Delaney Krieger has only been a drywall and acoustics apprentice for a few years, but she is already working hard to encourage more young women to see themselves in the trades.
The 21-year-old Windsor, Ont. native has been working in the field since 2019. In addition to being an apprentice, she is also an ambassador for Build a Dream, which delivers programs to encourage female students to explore careers where women are underrepresented.
“Prior to Build a Dream I had never really considered a career in the skilled trades. I had never really been exposed to the skilled trades,” Krieger explained. “Now I get to speak as someone in the industry and I get to speak on all of the benefits that the construction industry has given me and what you can get out of it as a career.”
In her senior year of high school, she attended a Build a Dream career discovery expo and once she graduated, she went to the local Carpenters’ union hall. Eventually she was hired on through Local 494 and has been working for the same company since July 2019. She knew the apprenticeship pathway was a good fit for her.
“I didn’t really want to spend more time in school. I wanted to get something, a skill in a high demand field. I loved everything about the apprenticeship pathway,” Krieger said. “I loved the fact that you get to earn money while you are learning your trade. I liked that it gave you that hands-on experience and obviously the fact that I didn’t have to pay for the schooling really helped.”
She ended up switching to drywall and acoustics and going to Hamilton, Ont. for basic trades school.
“I thought I would hate drywall.
“In my mind I wanted more of a finish job, but I got some exposure to steel framing and I immediately fell in love with it,” she said. “I love how at the end of the day you could step back and see that you have a wall there. I loved being on the bigger jobsites. I loved working around all the trades.”
When she is talking to youth, her biggest piece of advice is to really sit down and think about where they want to be in five to 10 years.
“It sounds cliché, it sounds cheesy, but genuinely picture what you will be waking up to do for the rest of your life,” she explained. “That’s what I did in high school. If I had not done that I would probably be at a 9 to 5 office job and absolutely hating it and drowning in student debt.
“I needed to sit down and say, ‘I like being active, I like being hands on, I like being social, I like working in a fun environment.’ That’s what the construction industry is.”
As an ambassador with Build a Dream she educates people on what a career in the industry can be like.
“When it comes to young women, I just kind of put it all out on the line and say it’s going to be hard. You’re going to be the only one for the most part,” said Krieger. “This industry won’t change until we change it.
“I like to remind them…you don’t have to fit into this box of what a woman in construction should be. You can come and be whoever you want.”
That’s not to say that being a woman in a male dominated industry hasn’t been challenging, she added.
“I remember my first couple of months in the trade, just looking around and not seeing anyone that looked like me. That was a really daunting experience,” she said, adding little things like not knowing what to do with her long hair or where to get work wear that fit were an issue at first. “I had nobody to go to. I had nobody to look up to who could answer those small questions for me.”

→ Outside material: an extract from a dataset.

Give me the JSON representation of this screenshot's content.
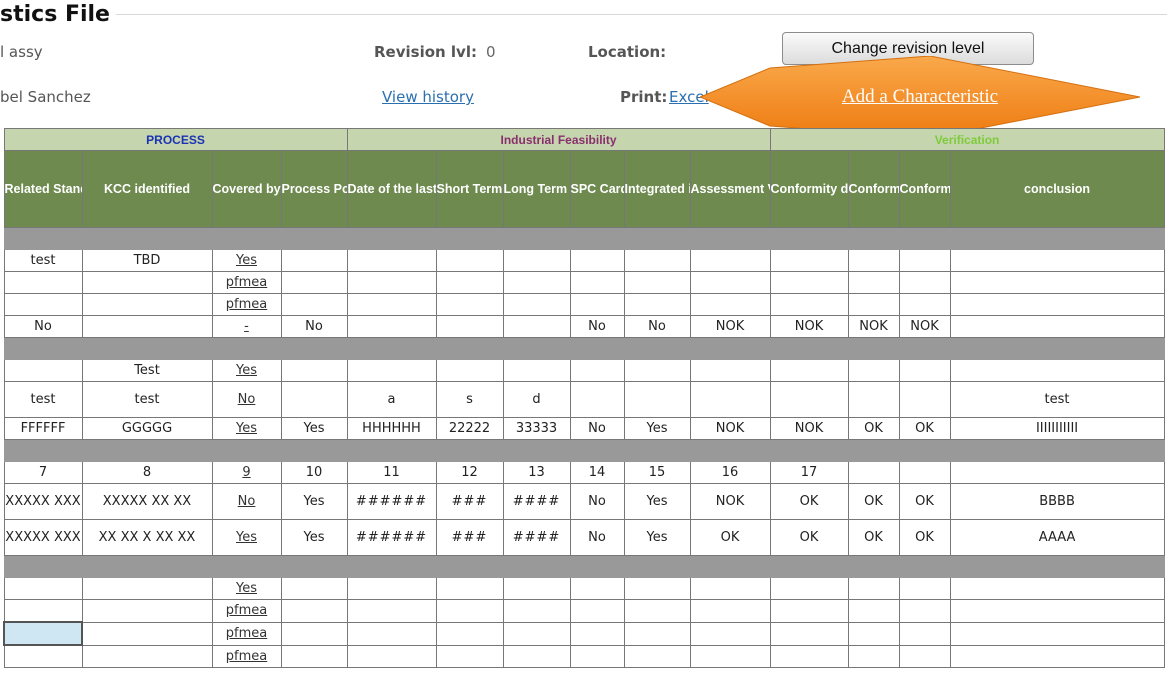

Over the years she has worked on a couple of memorable projects including a six-storey condo building and retrofitting an old factory into a school.
“I got to see the old structure and how we painted it and fixed it up and made it look new again and how we were able to make this ugly old factory into this beautiful new school,” Krieger said. “On most jobsites we frame it and we board it as well so I am able to see it bare bones and then when it’s all done up which is a really cool experience.”
Follow the author on Twitter @DCN_Angela.